§ What you are asked to do: Look through the data below and show every line that includes "category".

[Records provided]

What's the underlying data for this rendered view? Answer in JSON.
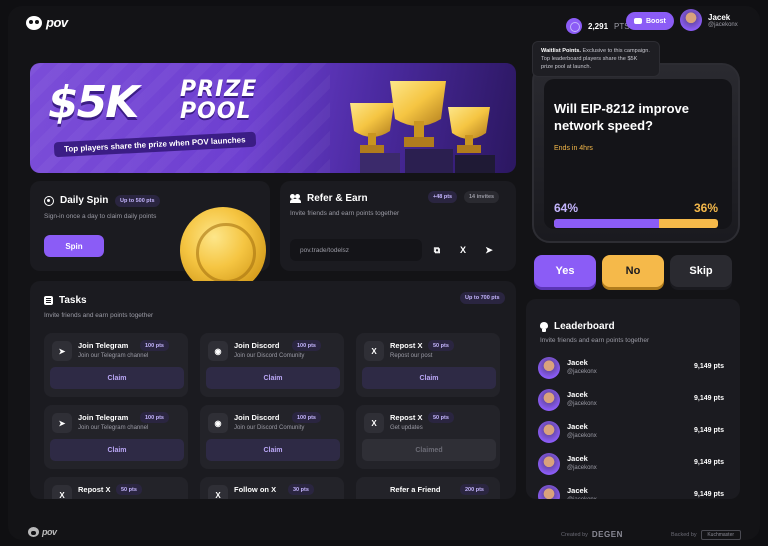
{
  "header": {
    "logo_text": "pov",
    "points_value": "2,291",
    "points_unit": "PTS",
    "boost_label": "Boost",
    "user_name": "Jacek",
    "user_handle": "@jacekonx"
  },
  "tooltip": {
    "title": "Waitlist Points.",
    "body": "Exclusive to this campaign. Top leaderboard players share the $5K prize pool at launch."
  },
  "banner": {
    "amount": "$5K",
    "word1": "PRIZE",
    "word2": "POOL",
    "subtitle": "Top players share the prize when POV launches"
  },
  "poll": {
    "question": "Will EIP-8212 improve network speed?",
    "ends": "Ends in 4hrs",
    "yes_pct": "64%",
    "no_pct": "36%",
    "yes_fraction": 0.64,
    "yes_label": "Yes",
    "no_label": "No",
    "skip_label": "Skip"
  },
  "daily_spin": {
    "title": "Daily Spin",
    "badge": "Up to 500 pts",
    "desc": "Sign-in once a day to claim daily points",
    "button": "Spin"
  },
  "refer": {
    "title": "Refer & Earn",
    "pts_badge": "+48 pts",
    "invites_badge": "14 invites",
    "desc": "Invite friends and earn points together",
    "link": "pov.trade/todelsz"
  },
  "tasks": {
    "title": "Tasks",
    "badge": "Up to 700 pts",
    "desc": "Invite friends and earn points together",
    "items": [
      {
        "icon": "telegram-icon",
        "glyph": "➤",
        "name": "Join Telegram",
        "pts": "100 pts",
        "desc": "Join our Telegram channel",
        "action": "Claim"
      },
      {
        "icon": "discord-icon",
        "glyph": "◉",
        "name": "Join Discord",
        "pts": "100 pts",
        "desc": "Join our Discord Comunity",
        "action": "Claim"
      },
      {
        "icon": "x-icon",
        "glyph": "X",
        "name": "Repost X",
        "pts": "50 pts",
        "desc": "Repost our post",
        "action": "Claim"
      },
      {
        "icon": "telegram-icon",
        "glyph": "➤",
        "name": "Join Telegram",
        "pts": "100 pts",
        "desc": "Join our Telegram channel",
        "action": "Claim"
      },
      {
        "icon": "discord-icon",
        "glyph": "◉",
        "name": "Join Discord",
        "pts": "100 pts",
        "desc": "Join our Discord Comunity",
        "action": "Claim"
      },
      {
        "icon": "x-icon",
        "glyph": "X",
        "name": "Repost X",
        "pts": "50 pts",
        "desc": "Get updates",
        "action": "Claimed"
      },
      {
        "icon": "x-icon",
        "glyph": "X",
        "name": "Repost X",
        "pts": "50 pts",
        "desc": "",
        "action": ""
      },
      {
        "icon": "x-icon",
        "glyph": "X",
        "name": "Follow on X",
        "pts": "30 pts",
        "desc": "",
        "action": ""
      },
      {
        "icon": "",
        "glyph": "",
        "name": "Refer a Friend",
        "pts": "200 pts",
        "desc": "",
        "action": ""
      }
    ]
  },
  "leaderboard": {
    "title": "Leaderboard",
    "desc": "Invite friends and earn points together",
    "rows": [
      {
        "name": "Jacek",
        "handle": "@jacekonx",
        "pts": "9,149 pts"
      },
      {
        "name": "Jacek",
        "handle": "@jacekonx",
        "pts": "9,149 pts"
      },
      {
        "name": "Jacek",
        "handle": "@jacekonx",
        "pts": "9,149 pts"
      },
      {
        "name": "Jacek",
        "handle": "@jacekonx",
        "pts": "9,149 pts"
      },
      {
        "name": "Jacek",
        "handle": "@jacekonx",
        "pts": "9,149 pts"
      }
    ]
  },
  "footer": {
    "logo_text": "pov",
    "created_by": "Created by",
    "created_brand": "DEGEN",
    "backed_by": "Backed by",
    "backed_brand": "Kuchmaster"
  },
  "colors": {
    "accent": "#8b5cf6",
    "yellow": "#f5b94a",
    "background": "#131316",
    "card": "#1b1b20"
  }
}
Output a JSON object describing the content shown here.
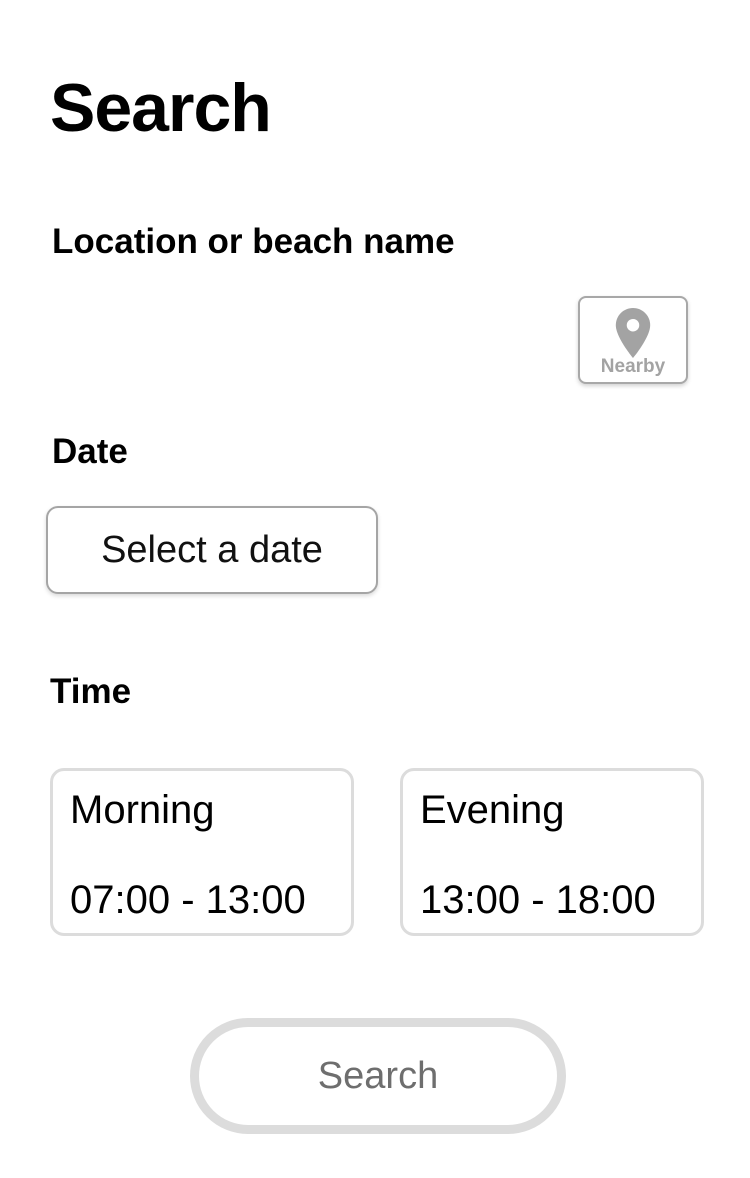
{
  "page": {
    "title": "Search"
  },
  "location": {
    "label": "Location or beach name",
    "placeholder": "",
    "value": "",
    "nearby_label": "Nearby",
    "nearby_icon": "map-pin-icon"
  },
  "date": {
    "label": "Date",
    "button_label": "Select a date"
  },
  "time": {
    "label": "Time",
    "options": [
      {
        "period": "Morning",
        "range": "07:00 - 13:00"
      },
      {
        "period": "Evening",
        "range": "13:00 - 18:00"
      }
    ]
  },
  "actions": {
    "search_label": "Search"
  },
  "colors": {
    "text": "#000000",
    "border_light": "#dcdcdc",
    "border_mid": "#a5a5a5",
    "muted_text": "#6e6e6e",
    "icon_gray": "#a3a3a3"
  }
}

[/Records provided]
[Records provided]

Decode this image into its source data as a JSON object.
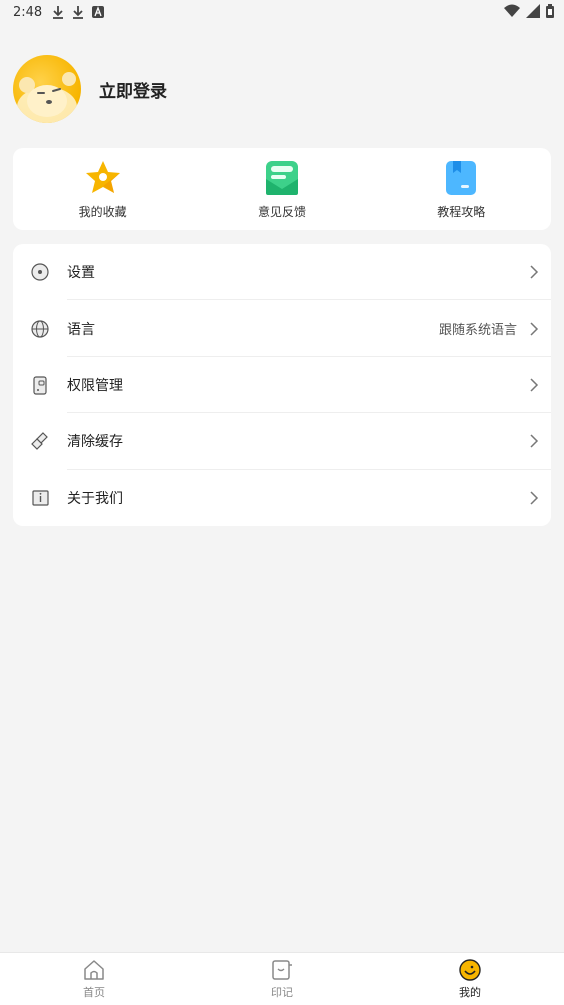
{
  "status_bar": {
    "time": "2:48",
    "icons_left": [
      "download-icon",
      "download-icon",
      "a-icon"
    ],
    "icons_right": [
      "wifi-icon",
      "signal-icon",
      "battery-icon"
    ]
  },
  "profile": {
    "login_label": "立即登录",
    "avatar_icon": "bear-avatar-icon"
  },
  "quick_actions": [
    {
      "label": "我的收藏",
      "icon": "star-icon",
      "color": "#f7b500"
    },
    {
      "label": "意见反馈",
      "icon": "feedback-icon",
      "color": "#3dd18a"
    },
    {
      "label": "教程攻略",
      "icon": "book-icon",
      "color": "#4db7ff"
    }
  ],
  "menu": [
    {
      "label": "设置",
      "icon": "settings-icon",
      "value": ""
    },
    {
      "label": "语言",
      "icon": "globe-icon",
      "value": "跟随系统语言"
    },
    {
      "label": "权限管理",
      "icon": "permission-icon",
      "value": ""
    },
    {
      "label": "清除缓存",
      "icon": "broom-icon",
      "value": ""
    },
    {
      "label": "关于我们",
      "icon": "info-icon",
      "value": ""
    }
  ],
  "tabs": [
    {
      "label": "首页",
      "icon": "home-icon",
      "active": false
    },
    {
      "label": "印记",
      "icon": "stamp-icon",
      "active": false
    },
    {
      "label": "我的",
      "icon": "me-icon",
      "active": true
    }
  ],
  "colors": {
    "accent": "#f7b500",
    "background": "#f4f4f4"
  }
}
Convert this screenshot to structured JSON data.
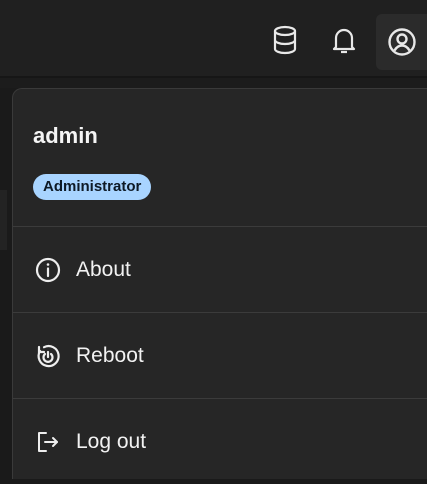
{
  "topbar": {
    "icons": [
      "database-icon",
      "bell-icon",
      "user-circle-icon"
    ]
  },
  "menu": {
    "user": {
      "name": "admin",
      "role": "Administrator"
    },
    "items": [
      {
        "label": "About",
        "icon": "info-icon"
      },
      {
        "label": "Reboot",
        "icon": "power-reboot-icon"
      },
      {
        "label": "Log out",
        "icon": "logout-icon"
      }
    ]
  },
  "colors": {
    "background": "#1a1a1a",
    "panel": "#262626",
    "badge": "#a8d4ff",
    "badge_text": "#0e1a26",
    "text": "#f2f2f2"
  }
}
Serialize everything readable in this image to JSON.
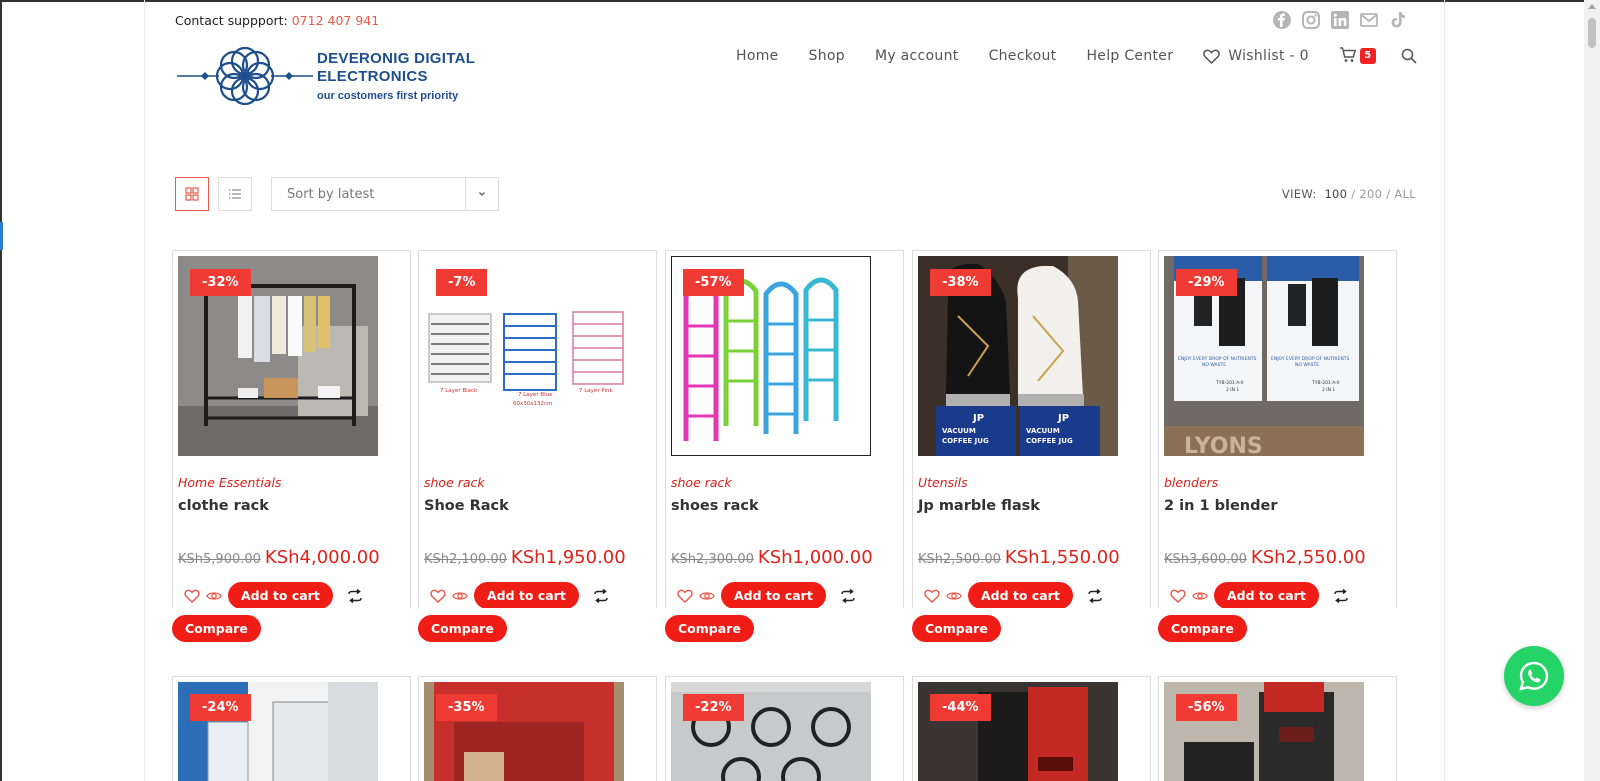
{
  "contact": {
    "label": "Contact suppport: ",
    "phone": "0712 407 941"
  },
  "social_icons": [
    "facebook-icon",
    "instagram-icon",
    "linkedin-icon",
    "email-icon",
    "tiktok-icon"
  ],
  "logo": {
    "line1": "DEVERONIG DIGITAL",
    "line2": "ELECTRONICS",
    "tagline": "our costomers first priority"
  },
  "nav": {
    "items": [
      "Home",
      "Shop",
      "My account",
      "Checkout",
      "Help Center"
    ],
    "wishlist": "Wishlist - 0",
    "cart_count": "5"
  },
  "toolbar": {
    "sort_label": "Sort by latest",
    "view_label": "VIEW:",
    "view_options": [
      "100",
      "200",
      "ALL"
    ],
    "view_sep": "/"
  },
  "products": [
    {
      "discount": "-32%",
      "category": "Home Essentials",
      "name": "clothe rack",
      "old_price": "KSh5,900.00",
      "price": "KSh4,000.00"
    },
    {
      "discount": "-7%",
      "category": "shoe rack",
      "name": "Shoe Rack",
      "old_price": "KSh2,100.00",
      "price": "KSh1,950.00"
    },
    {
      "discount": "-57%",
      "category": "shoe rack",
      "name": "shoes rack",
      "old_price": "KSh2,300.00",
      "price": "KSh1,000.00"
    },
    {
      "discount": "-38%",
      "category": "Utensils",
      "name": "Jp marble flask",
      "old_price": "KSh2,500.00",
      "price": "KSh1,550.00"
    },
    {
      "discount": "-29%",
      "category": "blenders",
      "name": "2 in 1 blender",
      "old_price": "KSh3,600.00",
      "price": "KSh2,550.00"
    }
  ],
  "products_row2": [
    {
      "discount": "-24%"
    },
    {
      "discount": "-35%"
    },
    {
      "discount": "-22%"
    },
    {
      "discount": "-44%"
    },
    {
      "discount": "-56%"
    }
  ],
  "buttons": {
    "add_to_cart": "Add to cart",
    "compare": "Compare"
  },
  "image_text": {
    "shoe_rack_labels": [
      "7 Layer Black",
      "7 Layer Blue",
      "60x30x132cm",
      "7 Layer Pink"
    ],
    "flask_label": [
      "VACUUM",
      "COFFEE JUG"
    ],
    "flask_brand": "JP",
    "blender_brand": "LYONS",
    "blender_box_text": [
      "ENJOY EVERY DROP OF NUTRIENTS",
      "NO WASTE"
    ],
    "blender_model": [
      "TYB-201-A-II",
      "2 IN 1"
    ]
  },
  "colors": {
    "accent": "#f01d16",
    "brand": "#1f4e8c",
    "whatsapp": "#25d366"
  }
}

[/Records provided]

§ Response:
      "category": "Home Essentials",
      "category": "shoe rack",
      "category": "shoe rack",
      "category": "Utensils",
      "category": "blenders",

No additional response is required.